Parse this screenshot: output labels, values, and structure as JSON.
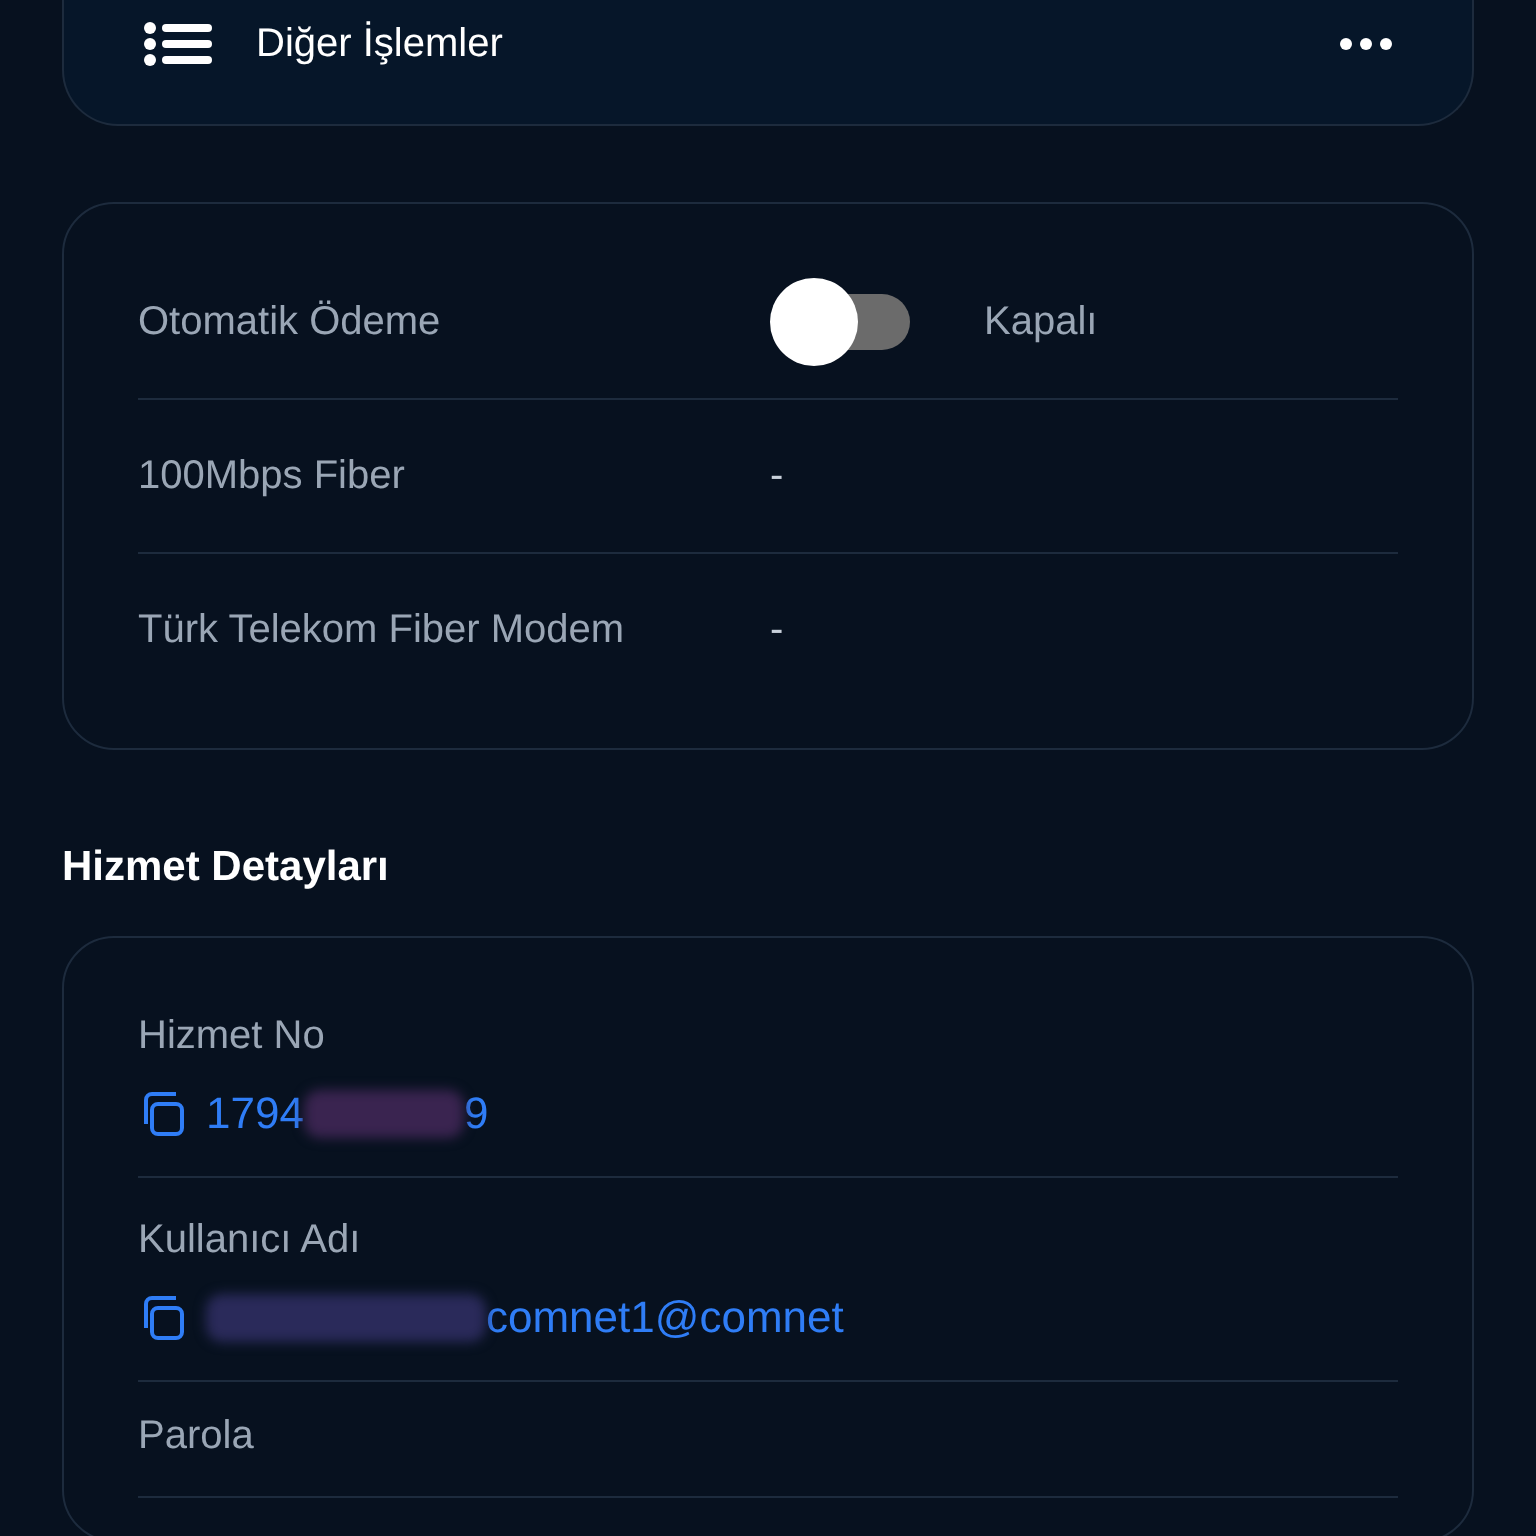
{
  "actions_card": {
    "label": "Diğer İşlemler"
  },
  "settings": [
    {
      "kind": "toggle",
      "label": "Otomatik Ödeme",
      "on": false,
      "status": "Kapalı"
    },
    {
      "kind": "text",
      "label": "100Mbps Fiber",
      "value": "-"
    },
    {
      "kind": "text",
      "label": "Türk Telekom Fiber Modem",
      "value": "-"
    }
  ],
  "service_details": {
    "title": "Hizmet Detayları",
    "fields": [
      {
        "label": "Hizmet No",
        "value_start": "1794",
        "redacted": true,
        "value_end": "9"
      },
      {
        "label": "Kullanıcı Adı",
        "redacted": true,
        "value_end": "comnet1@comnet"
      },
      {
        "label": "Parola"
      }
    ]
  }
}
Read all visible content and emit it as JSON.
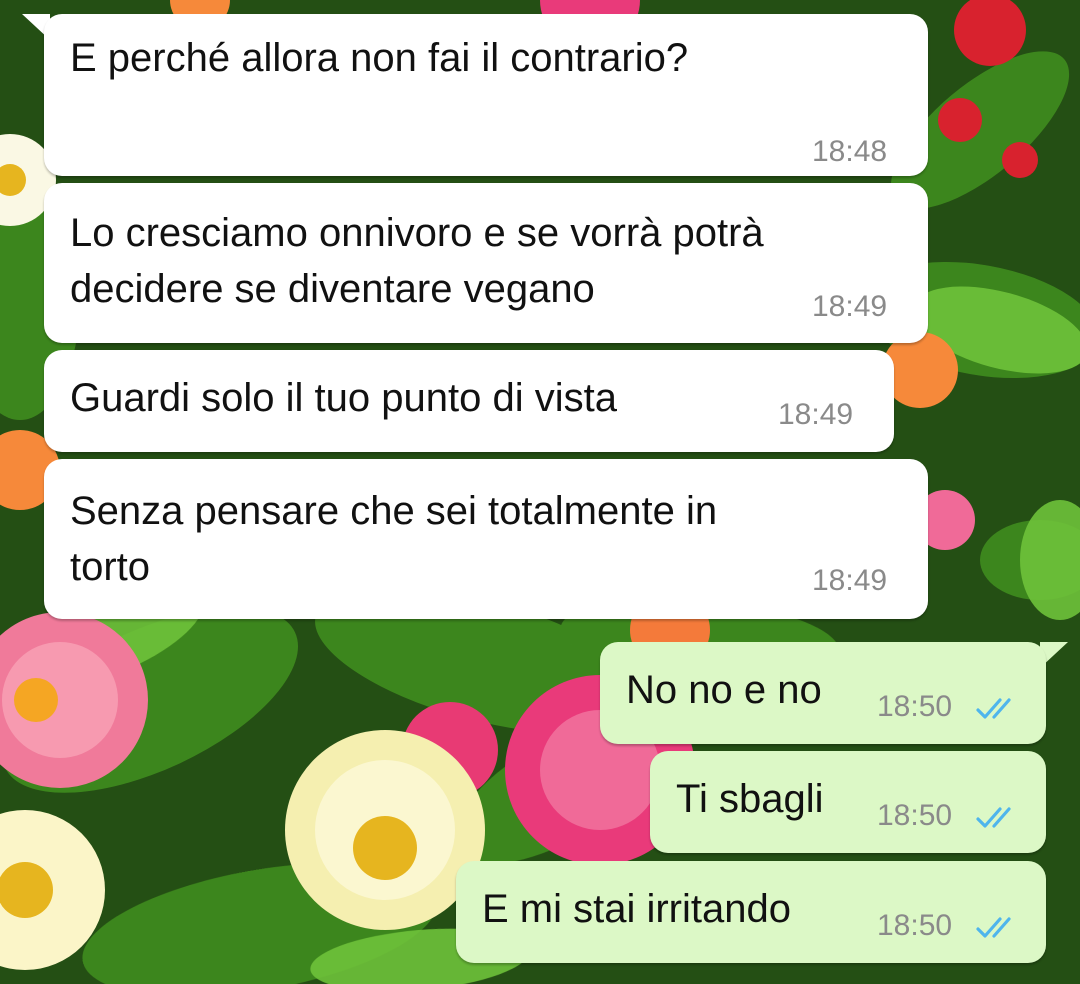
{
  "chat": {
    "messages": [
      {
        "direction": "incoming",
        "text": "E perché allora non fai il contrario?",
        "time": "18:48"
      },
      {
        "direction": "incoming",
        "text": "Lo cresciamo onnivoro e se vorrà potrà\ndecidere se diventare vegano",
        "time": "18:49"
      },
      {
        "direction": "incoming",
        "text": "Guardi solo il tuo punto di vista",
        "time": "18:49"
      },
      {
        "direction": "incoming",
        "text": "Senza pensare che sei totalmente in\ntorto",
        "time": "18:49"
      },
      {
        "direction": "outgoing",
        "text": "No no e no",
        "time": "18:50",
        "status": "read"
      },
      {
        "direction": "outgoing",
        "text": "Ti sbagli",
        "time": "18:50",
        "status": "read"
      },
      {
        "direction": "outgoing",
        "text": "E mi stai irritando",
        "time": "18:50",
        "status": "read"
      }
    ]
  },
  "colors": {
    "incoming_bubble": "#ffffff",
    "outgoing_bubble": "#dcf8c6",
    "read_ticks": "#4fb5ec",
    "timestamp": "#8a8a8a"
  },
  "icons": {
    "read_receipt": "double-check-icon",
    "wallpaper": "flowers-wallpaper"
  }
}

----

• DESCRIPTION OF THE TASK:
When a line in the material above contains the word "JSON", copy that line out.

• TASK OUTPUT:
Parse this screenshot: output labels, values, and structure as JSON.
Read all visible content and emit it as JSON.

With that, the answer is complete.